▶ _Required action_:
Copy each line of the material below that includes the string "date".

Source material below:

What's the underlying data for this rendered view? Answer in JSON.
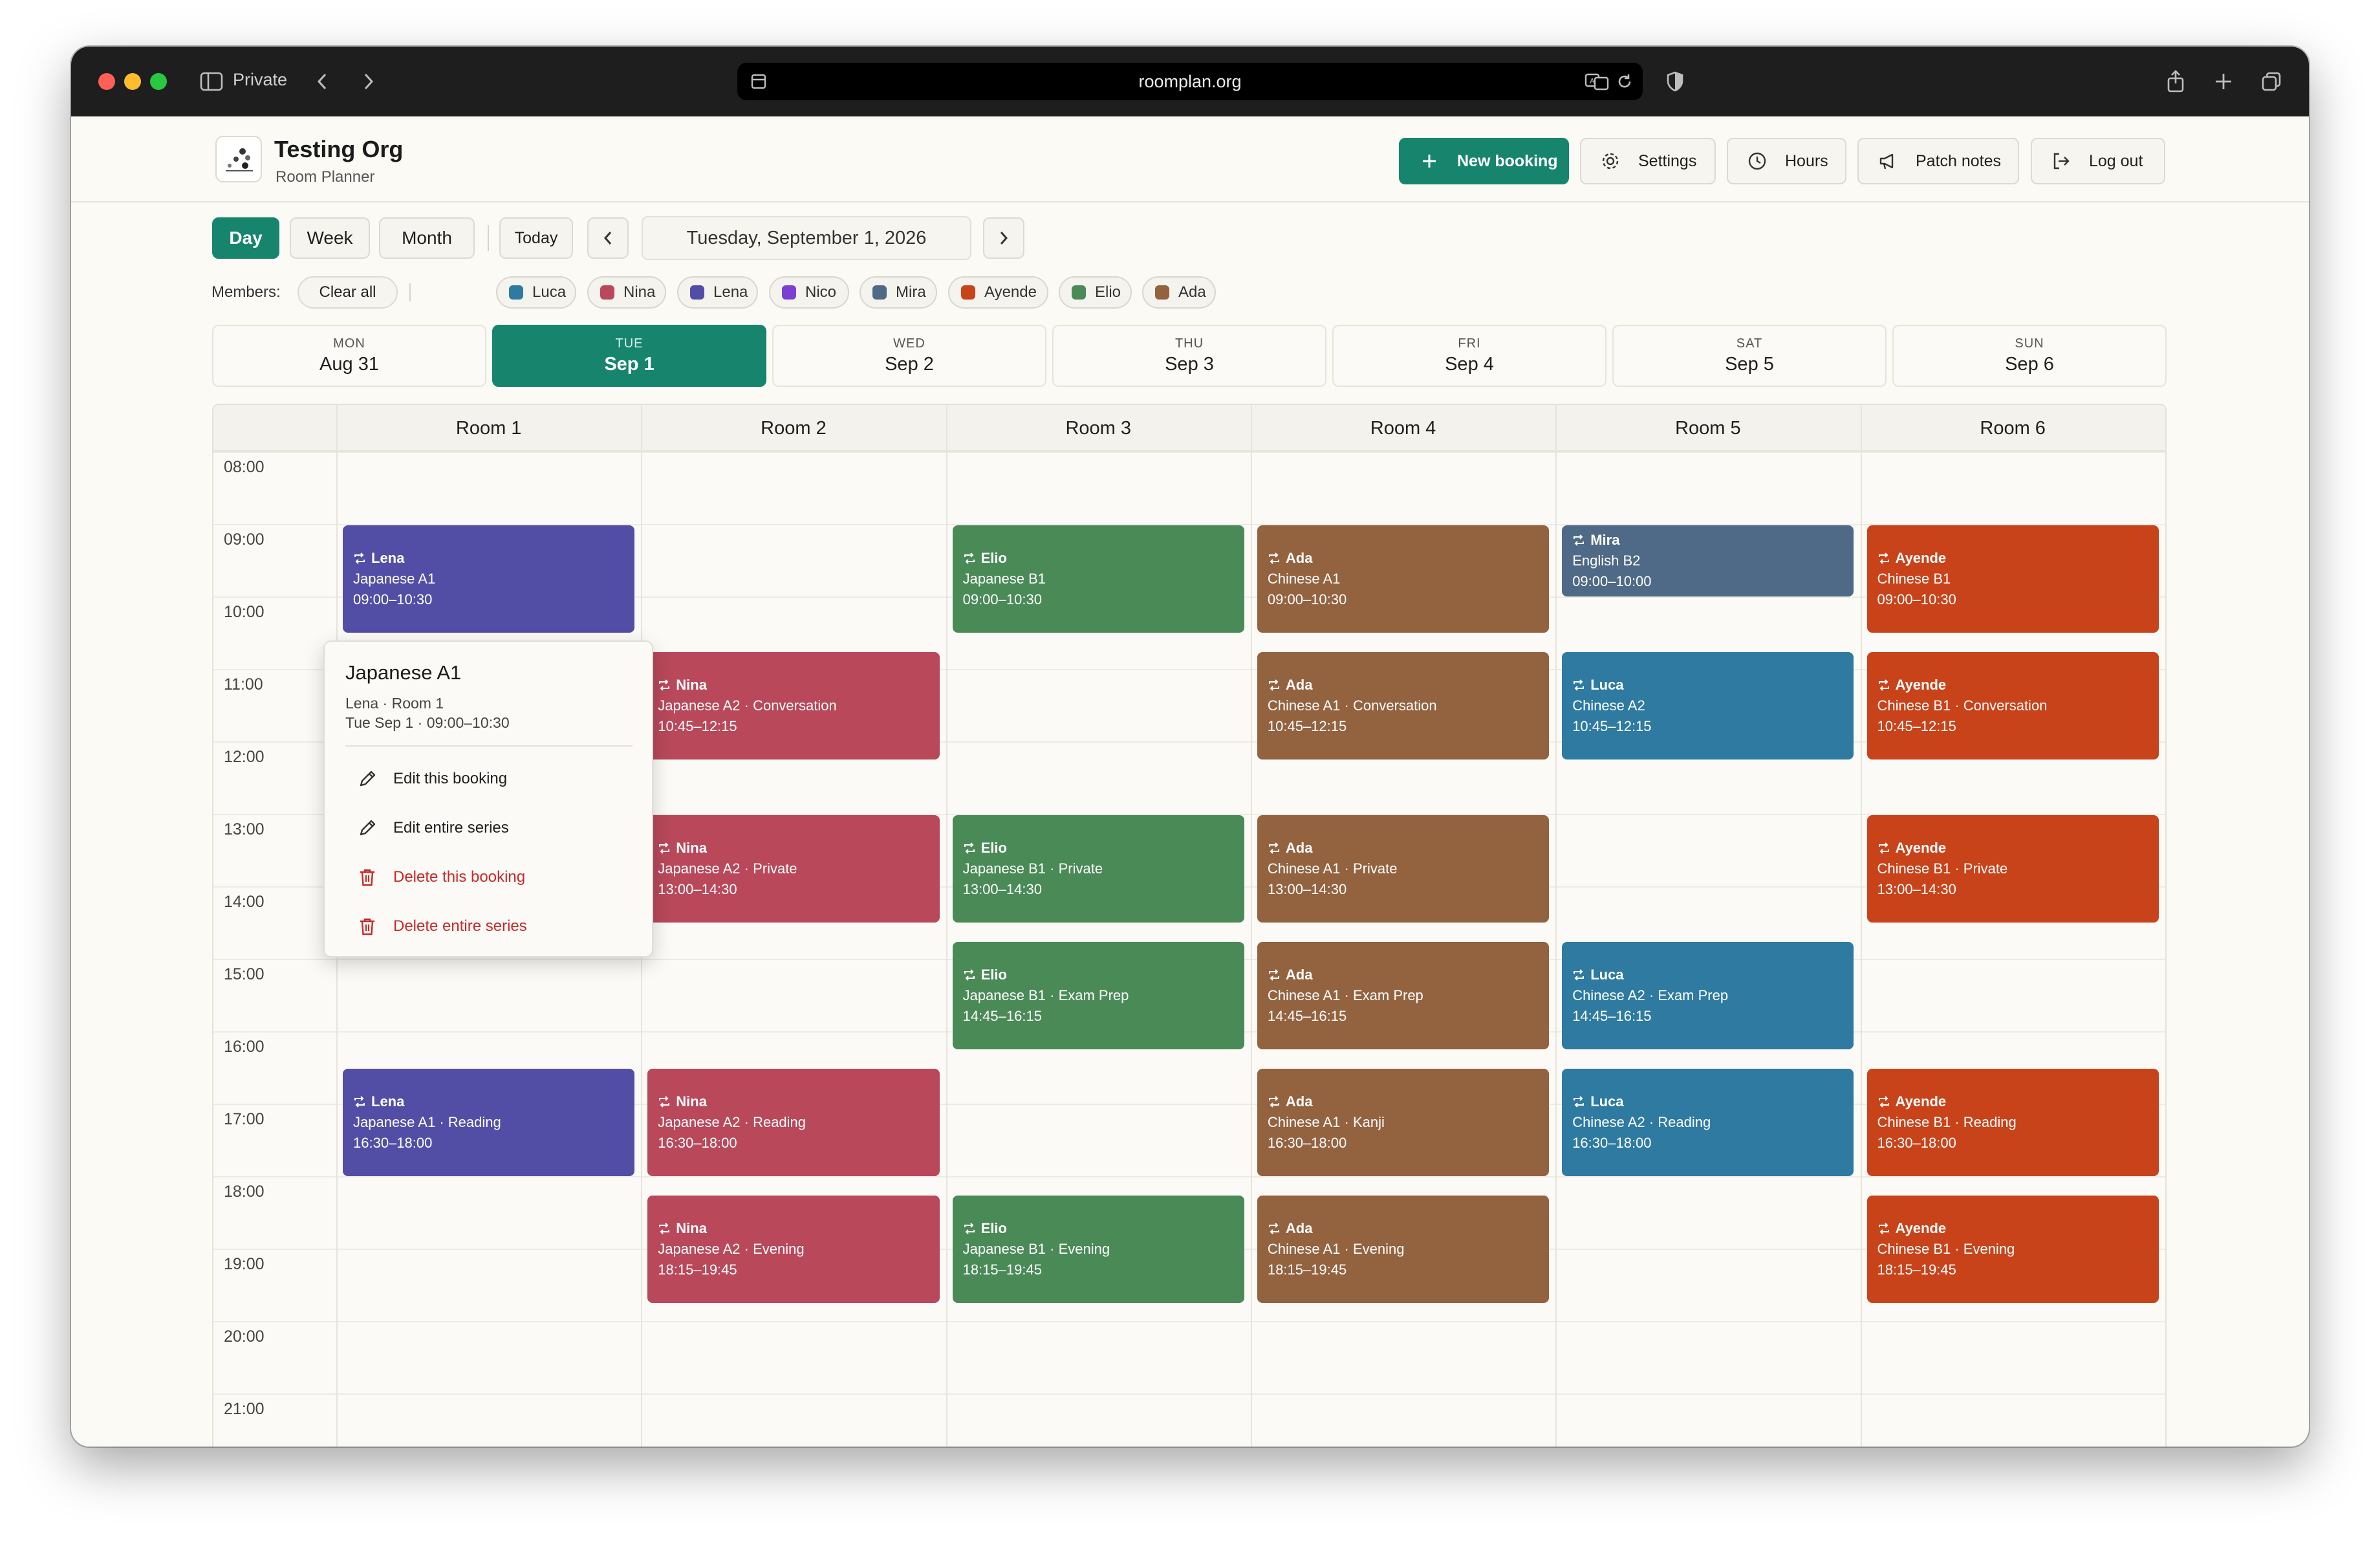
{
  "browser": {
    "private_label": "Private",
    "url": "roomplan.org"
  },
  "header": {
    "org_name": "Testing Org",
    "app_name": "Room Planner",
    "buttons": {
      "new_booking": "New booking",
      "settings": "Settings",
      "hours": "Hours",
      "patch_notes": "Patch notes",
      "log_out": "Log out"
    }
  },
  "toolbar": {
    "views": {
      "day": "Day",
      "week": "Week",
      "month": "Month"
    },
    "active_view": "Day",
    "today": "Today",
    "date": "Tuesday, September 1, 2026"
  },
  "members": {
    "label": "Members:",
    "clear_all": "Clear all",
    "chips": [
      {
        "name": "Luca",
        "color": "#2e7aa0"
      },
      {
        "name": "Nina",
        "color": "#b8485a"
      },
      {
        "name": "Lena",
        "color": "#534ea5"
      },
      {
        "name": "Nico",
        "color": "#7b3fd2"
      },
      {
        "name": "Mira",
        "color": "#4f6a86"
      },
      {
        "name": "Ayende",
        "color": "#c8431a"
      },
      {
        "name": "Elio",
        "color": "#4a8a57"
      },
      {
        "name": "Ada",
        "color": "#93623f"
      }
    ]
  },
  "days": [
    {
      "dow": "MON",
      "date": "Aug 31",
      "active": false
    },
    {
      "dow": "TUE",
      "date": "Sep 1",
      "active": true
    },
    {
      "dow": "WED",
      "date": "Sep 2",
      "active": false
    },
    {
      "dow": "THU",
      "date": "Sep 3",
      "active": false
    },
    {
      "dow": "FRI",
      "date": "Sep 4",
      "active": false
    },
    {
      "dow": "SAT",
      "date": "Sep 5",
      "active": false
    },
    {
      "dow": "SUN",
      "date": "Sep 6",
      "active": false
    }
  ],
  "rooms": [
    "Room 1",
    "Room 2",
    "Room 3",
    "Room 4",
    "Room 5",
    "Room 6"
  ],
  "hours": [
    "08:00",
    "09:00",
    "10:00",
    "11:00",
    "12:00",
    "13:00",
    "14:00",
    "15:00",
    "16:00",
    "17:00",
    "18:00",
    "19:00",
    "20:00",
    "21:00"
  ],
  "colors": {
    "accent": "#17846d",
    "Lena": "#534ea5",
    "Nina": "#b8485a",
    "Elio": "#4a8a57",
    "Ada": "#93623f",
    "Mira": "#4f6a86",
    "Luca": "#2e7aa0",
    "Ayende": "#c8431a",
    "danger": "#c42a2a"
  },
  "bookings": [
    {
      "room": 0,
      "member": "Lena",
      "title": "Japanese A1",
      "time": "09:00–10:30",
      "start": 9.0,
      "end": 10.5
    },
    {
      "room": 0,
      "member": "Lena",
      "title": "Japanese A1 · Reading",
      "time": "16:30–18:00",
      "start": 16.5,
      "end": 18.0
    },
    {
      "room": 1,
      "member": "Nina",
      "title": "Japanese A2 · Conversation",
      "time": "10:45–12:15",
      "start": 10.75,
      "end": 12.25
    },
    {
      "room": 1,
      "member": "Nina",
      "title": "Japanese A2 · Private",
      "time": "13:00–14:30",
      "start": 13.0,
      "end": 14.5
    },
    {
      "room": 1,
      "member": "Nina",
      "title": "Japanese A2 · Reading",
      "time": "16:30–18:00",
      "start": 16.5,
      "end": 18.0
    },
    {
      "room": 1,
      "member": "Nina",
      "title": "Japanese A2 · Evening",
      "time": "18:15–19:45",
      "start": 18.25,
      "end": 19.75
    },
    {
      "room": 2,
      "member": "Elio",
      "title": "Japanese B1",
      "time": "09:00–10:30",
      "start": 9.0,
      "end": 10.5
    },
    {
      "room": 2,
      "member": "Elio",
      "title": "Japanese B1 · Private",
      "time": "13:00–14:30",
      "start": 13.0,
      "end": 14.5
    },
    {
      "room": 2,
      "member": "Elio",
      "title": "Japanese B1 · Exam Prep",
      "time": "14:45–16:15",
      "start": 14.75,
      "end": 16.25
    },
    {
      "room": 2,
      "member": "Elio",
      "title": "Japanese B1 · Evening",
      "time": "18:15–19:45",
      "start": 18.25,
      "end": 19.75
    },
    {
      "room": 3,
      "member": "Ada",
      "title": "Chinese A1",
      "time": "09:00–10:30",
      "start": 9.0,
      "end": 10.5
    },
    {
      "room": 3,
      "member": "Ada",
      "title": "Chinese A1 · Conversation",
      "time": "10:45–12:15",
      "start": 10.75,
      "end": 12.25
    },
    {
      "room": 3,
      "member": "Ada",
      "title": "Chinese A1 · Private",
      "time": "13:00–14:30",
      "start": 13.0,
      "end": 14.5
    },
    {
      "room": 3,
      "member": "Ada",
      "title": "Chinese A1 · Exam Prep",
      "time": "14:45–16:15",
      "start": 14.75,
      "end": 16.25
    },
    {
      "room": 3,
      "member": "Ada",
      "title": "Chinese A1 · Kanji",
      "time": "16:30–18:00",
      "start": 16.5,
      "end": 18.0
    },
    {
      "room": 3,
      "member": "Ada",
      "title": "Chinese A1 · Evening",
      "time": "18:15–19:45",
      "start": 18.25,
      "end": 19.75
    },
    {
      "room": 4,
      "member": "Mira",
      "title": "English B2",
      "time": "09:00–10:00",
      "start": 9.0,
      "end": 10.0
    },
    {
      "room": 4,
      "member": "Luca",
      "title": "Chinese A2",
      "time": "10:45–12:15",
      "start": 10.75,
      "end": 12.25
    },
    {
      "room": 4,
      "member": "Luca",
      "title": "Chinese A2 · Exam Prep",
      "time": "14:45–16:15",
      "start": 14.75,
      "end": 16.25
    },
    {
      "room": 4,
      "member": "Luca",
      "title": "Chinese A2 · Reading",
      "time": "16:30–18:00",
      "start": 16.5,
      "end": 18.0
    },
    {
      "room": 5,
      "member": "Ayende",
      "title": "Chinese B1",
      "time": "09:00–10:30",
      "start": 9.0,
      "end": 10.5
    },
    {
      "room": 5,
      "member": "Ayende",
      "title": "Chinese B1 · Conversation",
      "time": "10:45–12:15",
      "start": 10.75,
      "end": 12.25
    },
    {
      "room": 5,
      "member": "Ayende",
      "title": "Chinese B1 · Private",
      "time": "13:00–14:30",
      "start": 13.0,
      "end": 14.5
    },
    {
      "room": 5,
      "member": "Ayende",
      "title": "Chinese B1 · Reading",
      "time": "16:30–18:00",
      "start": 16.5,
      "end": 18.0
    },
    {
      "room": 5,
      "member": "Ayende",
      "title": "Chinese B1 · Evening",
      "time": "18:15–19:45",
      "start": 18.25,
      "end": 19.75
    }
  ],
  "popover": {
    "title": "Japanese A1",
    "subtitle": "Lena · Room 1",
    "detail": "Tue Sep 1 · 09:00–10:30",
    "actions": {
      "edit_booking": "Edit this booking",
      "edit_series": "Edit entire series",
      "delete_booking": "Delete this booking",
      "delete_series": "Delete entire series"
    }
  }
}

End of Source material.

▶ _Written response_:
    "date": "Tuesday, September 1, 2026"
      "date": "Aug 31",
      "date": "Sep 1",
      "date": "Sep 2",
      "date": "Sep 3",
      "date": "Sep 4",
      "date": "Sep 5",
      "date": "Sep 6",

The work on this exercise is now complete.